Aristotle provided a philosophical discussion of the concept of a force as an integral part of Aristotelian cosmology. In Aristotle's view, the natural world held four elements that existed in "natural states". Aristotle believed that it was the natural state of objects with mass on Earth, such as the elements water and earth, to be motionless on the ground and that they tended towards that state if left alone. He distinguished between the innate tendency of objects to find their "natural place" (e.g., for heavy bodies to fall), which led to "natural motion", and unnatural or forced motion, which required continued application of a force.[6] This theory, based on the everyday experience of how objects move, such as the constant application of a force needed to keep a cart moving, had conceptual trouble accounting for the behavior of projectiles, such as the flight of arrows. The place where forces were applied to projectiles was only at the start of the flight, and while the projectile sailed through the air, no discernible force acts on it. Aristotle was aware of this problem and proposed that the air displaced through the projectile's path provided the needed force to continue the projectile moving. This explanation demands that air is needed for projectiles and that, for example, in a vacuum, no projectile would move after the initial push. Additional problems with the explanation include the fact that air resists the motion of the projectiles.[7]

These shortcomings would not be fully explained and corrected until the seventeenth century work of Galileo Galilei, who was influenced by the late medieval idea that objects in forced motion carried an innate force of impetus. Galileo constructed an experiment in which stones and cannonballs were both rolled down an incline to disprove the Aristotelian theory of motion early in the seventeenth century. He showed that the bodies were accelerated by gravity to an extent which was independent of their mass and argued that objects retain their velocity unless acted on by a force, for example friction.[8]

## Newtonian mechanics

See main article: Newton's laws of motion.

Sir Isaac Newton sought to describe the motion of all objects using the concepts of inertia and force, and in doing so, he found that they obey certain conservation laws. In 1687, Newton went on to publish his thesis Philosophiae Naturalis Principia Mathematica.[4] [9] In this work, Newton set out three laws of motion that to this day are the way forces are described in physics.[9] The general definition of net force can be found in Newton's second law of motion, and it is equal to rate of change of momentum:
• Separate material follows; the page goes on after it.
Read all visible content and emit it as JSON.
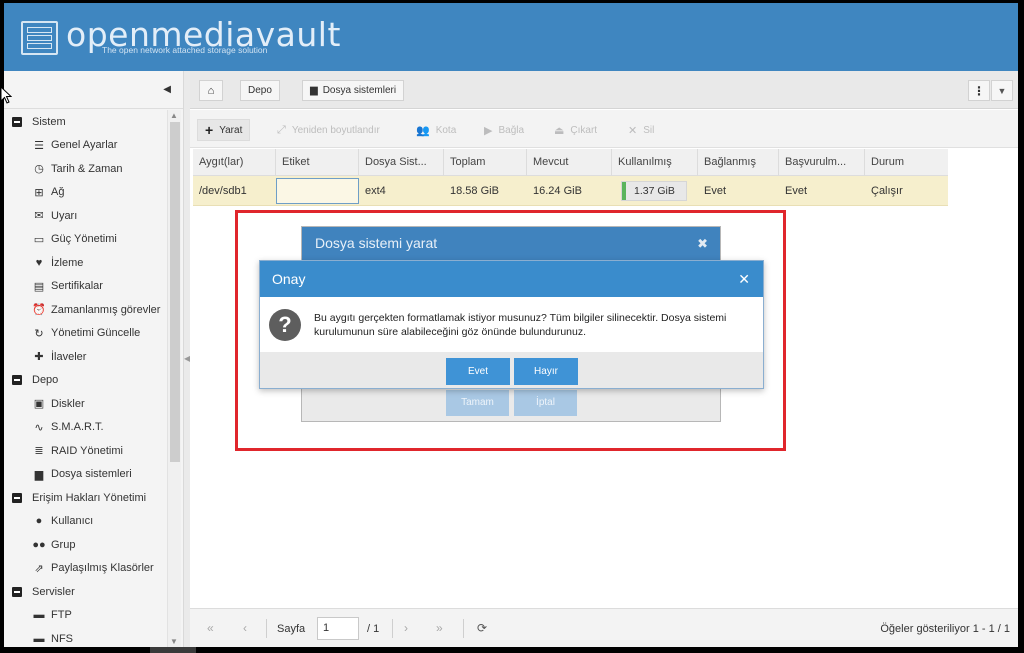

\vec{F}=

 d\vec{p
}

## Notes and References

1. Web site: glossary. Earth Observatory. 2008-04-09. NASA. Force: Any external agent that causes a change in the motion of a free body, or that causes stress in a fixed body..
2. See for example pages 9-1 and 9-2 of Feynman, Leighton and Sands (1963).
3. e.g. Book: Feynman, R. P., Leighton, R. B., Sands, M.. Lectures on Physics, Vol 1. Addison-Wesley. 1963. ; Book: Kleppner, D., Kolenkow, R. J.. An introduction to mechanics. McGraw-Hill. 1973. .
4. University Physics, Sears, Young & Zemansky, pp18–38
5. Web site: Heath,T.L.. The Works of Archimedes (1897). The unabridged work in PDF form (19 MB). Archive.org. 2007-10-14.
6. Land, Helen The Order of Nature in Aristotle's Physics: Place and the Elements (1998)
7. Book: Hetherington, Norriss S.. Cosmology: Historical, Literary, Philosophical, Religious, and Scientific Perspectives. 100. Garland Reference Library of the Humanities. 1993. 0815310854.
8. Drake, Stillman (1978). Galileo At Work. Chicago: University of Chicago Press. ISBN 0-226-16226-5
9. This is a recent translation into English by I. Bernard Cohen and Anne Whitman, with help from Julia Budenz.